_ACTIVITY_
Look for "title" in the records and copy every line that has it.

_DATASET EXTRACT_
····················

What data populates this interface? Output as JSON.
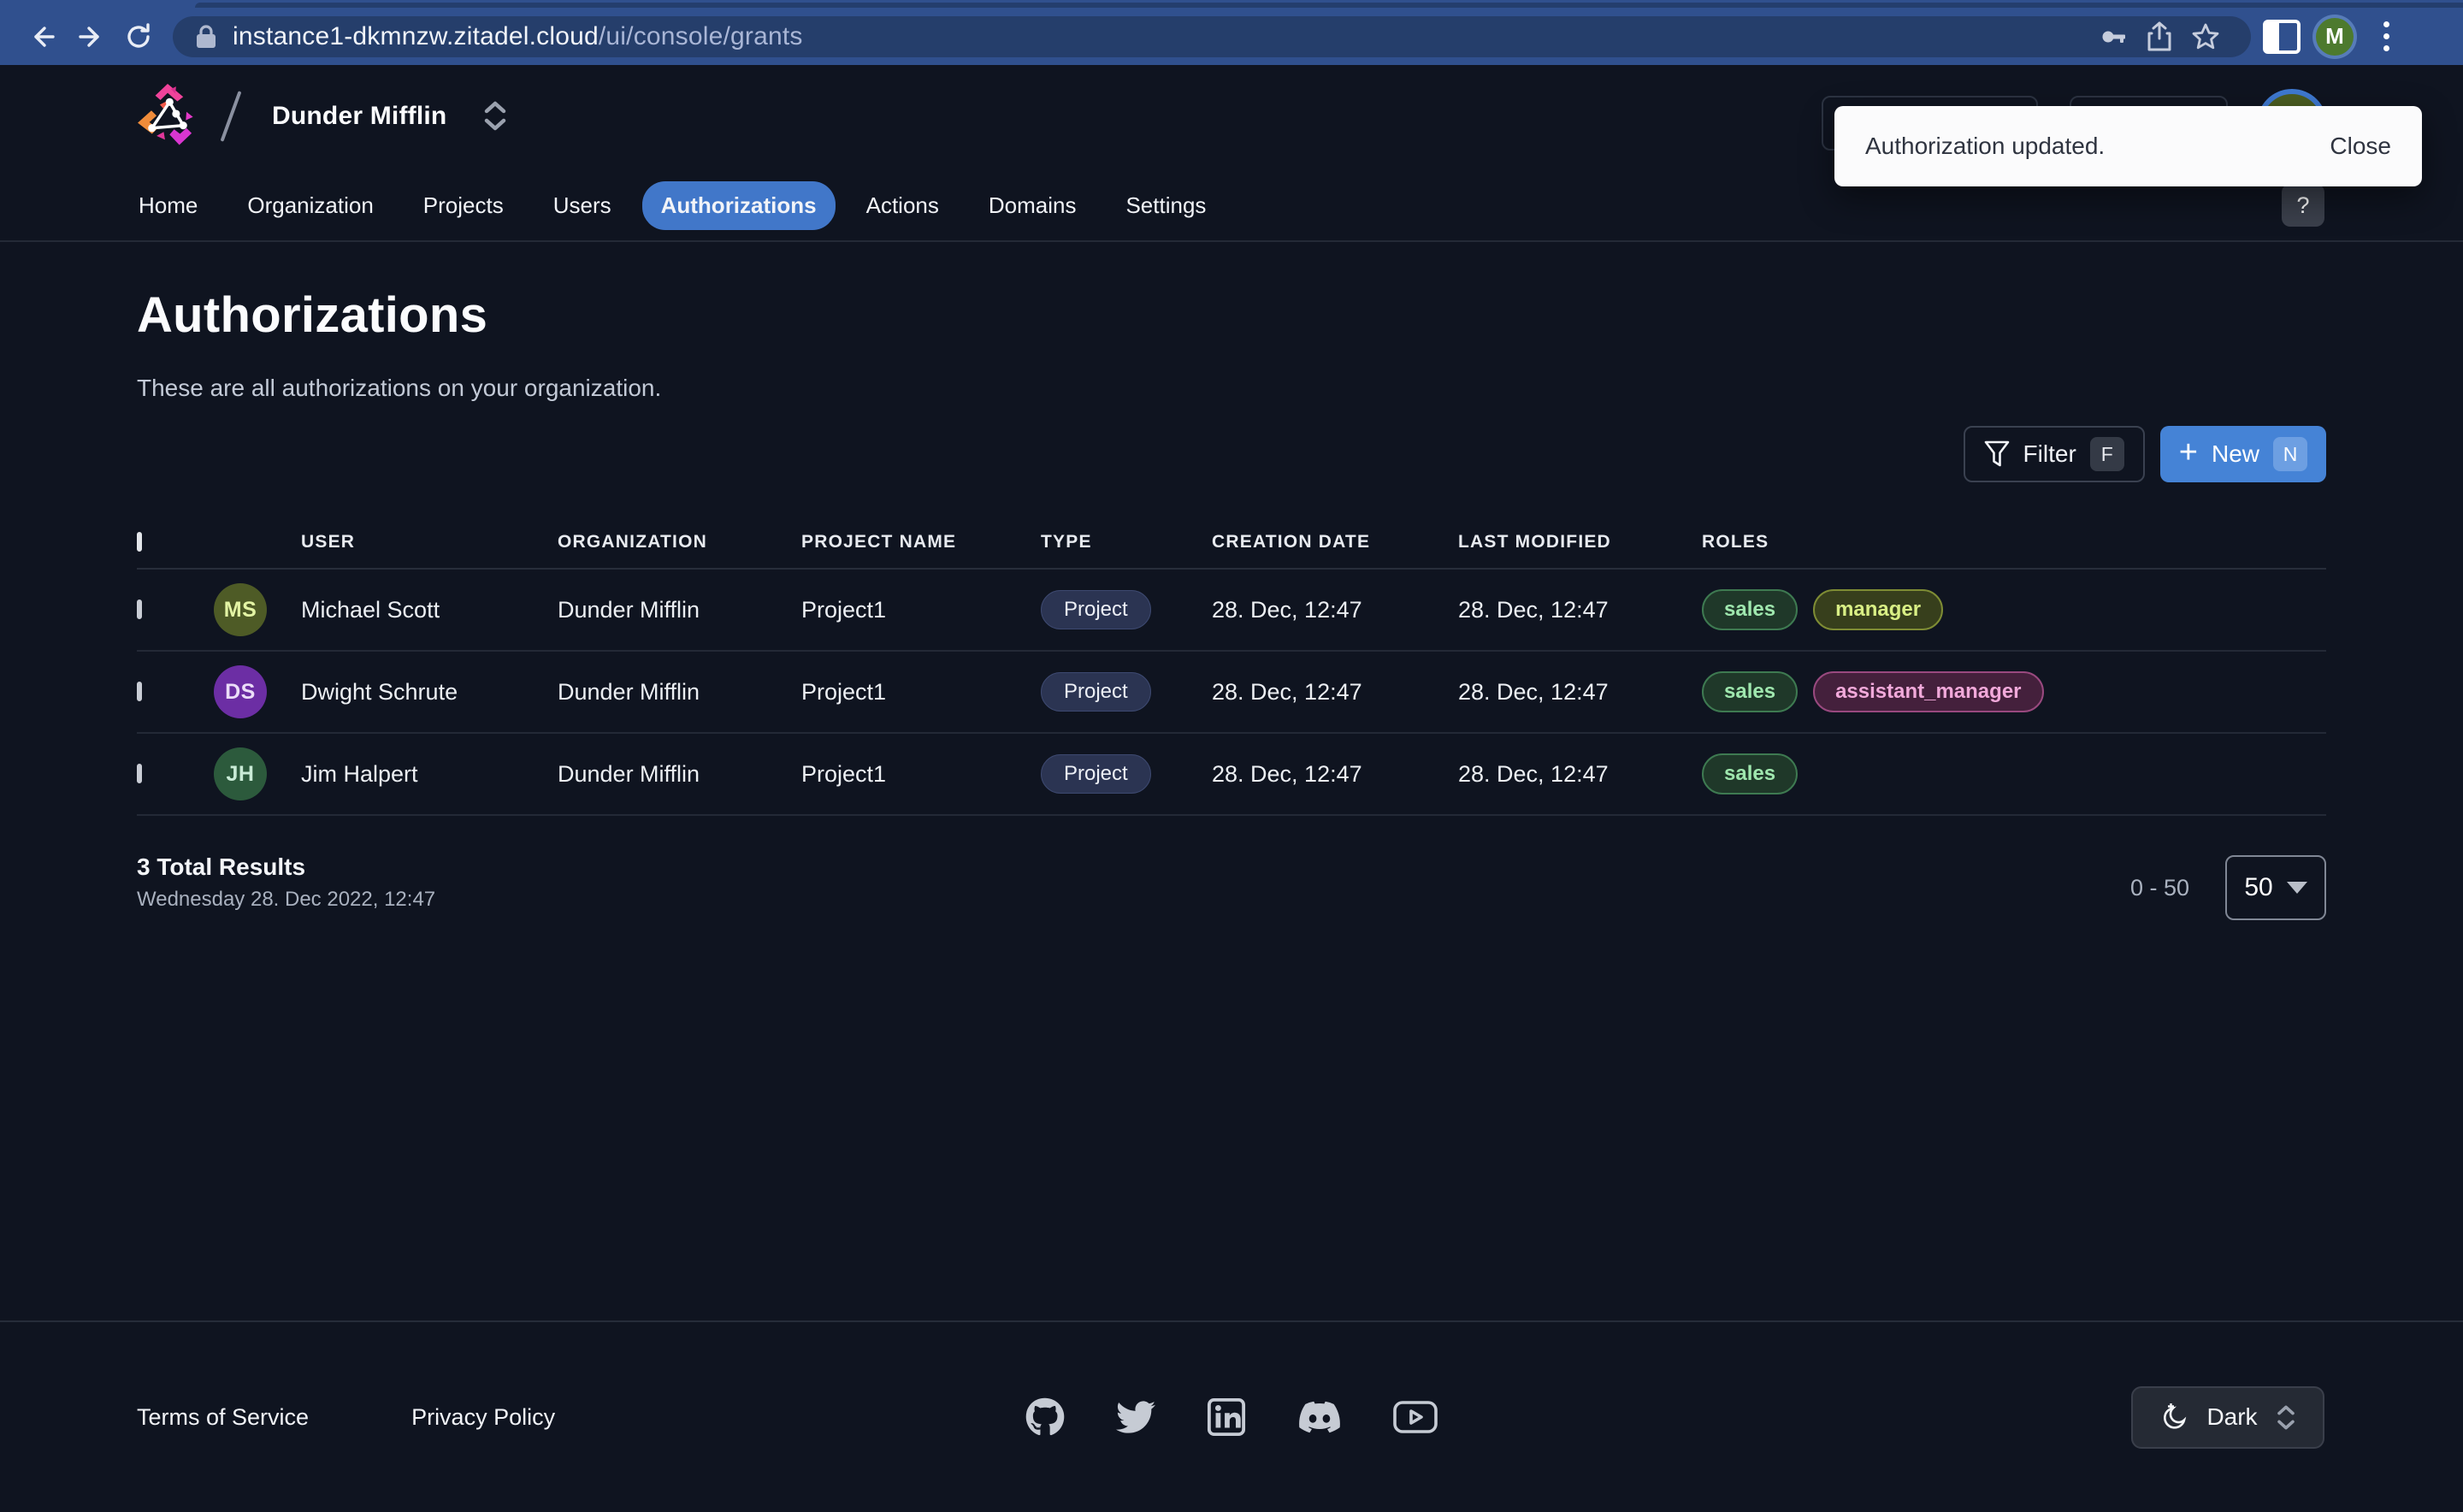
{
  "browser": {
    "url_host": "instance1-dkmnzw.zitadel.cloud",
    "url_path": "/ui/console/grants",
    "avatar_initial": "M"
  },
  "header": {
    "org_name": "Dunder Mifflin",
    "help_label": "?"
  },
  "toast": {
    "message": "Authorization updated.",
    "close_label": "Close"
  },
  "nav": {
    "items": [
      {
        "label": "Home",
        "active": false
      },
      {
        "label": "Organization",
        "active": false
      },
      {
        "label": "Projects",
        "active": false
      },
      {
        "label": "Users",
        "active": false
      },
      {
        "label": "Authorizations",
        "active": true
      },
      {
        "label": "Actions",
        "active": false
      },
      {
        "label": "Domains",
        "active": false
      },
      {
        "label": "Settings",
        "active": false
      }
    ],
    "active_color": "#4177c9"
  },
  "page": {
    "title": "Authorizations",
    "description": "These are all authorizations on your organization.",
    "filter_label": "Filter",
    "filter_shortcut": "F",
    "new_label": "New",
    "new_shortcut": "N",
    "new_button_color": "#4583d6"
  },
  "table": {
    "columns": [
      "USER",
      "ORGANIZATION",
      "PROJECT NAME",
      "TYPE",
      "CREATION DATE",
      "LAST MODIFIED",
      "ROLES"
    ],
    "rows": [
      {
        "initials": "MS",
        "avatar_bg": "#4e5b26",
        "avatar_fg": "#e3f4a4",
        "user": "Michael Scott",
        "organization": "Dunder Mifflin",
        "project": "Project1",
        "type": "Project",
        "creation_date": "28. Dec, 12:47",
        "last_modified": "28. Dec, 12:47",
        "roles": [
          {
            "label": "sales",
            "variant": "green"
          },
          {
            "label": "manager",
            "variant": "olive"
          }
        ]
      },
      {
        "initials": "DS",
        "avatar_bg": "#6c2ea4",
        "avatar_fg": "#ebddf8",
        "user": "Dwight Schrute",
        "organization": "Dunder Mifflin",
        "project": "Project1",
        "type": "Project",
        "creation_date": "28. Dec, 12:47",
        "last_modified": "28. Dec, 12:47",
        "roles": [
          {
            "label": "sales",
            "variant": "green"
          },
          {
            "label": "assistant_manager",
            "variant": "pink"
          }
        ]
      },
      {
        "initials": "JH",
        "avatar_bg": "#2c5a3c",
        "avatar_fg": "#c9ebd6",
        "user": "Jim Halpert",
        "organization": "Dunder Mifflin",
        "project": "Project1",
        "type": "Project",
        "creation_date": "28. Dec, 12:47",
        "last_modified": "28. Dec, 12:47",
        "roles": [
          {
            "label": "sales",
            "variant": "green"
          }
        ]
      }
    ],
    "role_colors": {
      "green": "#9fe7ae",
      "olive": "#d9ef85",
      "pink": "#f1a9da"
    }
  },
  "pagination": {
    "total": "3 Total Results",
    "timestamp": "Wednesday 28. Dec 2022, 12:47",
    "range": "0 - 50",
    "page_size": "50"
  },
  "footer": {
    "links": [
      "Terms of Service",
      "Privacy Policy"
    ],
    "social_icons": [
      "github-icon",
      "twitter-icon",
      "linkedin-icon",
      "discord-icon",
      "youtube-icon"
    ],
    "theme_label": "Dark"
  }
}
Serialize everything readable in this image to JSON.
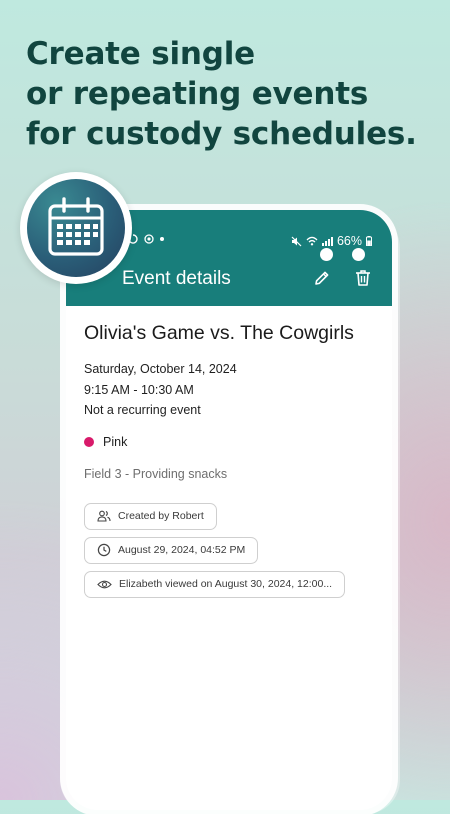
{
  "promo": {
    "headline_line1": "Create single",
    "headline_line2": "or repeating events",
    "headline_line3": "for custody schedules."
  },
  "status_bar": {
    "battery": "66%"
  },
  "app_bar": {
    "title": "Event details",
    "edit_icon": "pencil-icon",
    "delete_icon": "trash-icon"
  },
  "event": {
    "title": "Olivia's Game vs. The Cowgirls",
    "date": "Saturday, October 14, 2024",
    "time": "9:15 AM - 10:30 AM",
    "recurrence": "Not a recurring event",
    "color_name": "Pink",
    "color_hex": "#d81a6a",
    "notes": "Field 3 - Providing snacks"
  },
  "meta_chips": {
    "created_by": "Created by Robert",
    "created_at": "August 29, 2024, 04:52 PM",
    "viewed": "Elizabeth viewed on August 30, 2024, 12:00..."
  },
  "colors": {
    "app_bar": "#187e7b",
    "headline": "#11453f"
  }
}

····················

_TASK RESULT_
    "title": "Authorizations",
    "title": "Event details",
    "title": "Olivia's Game vs. The Cowgirls",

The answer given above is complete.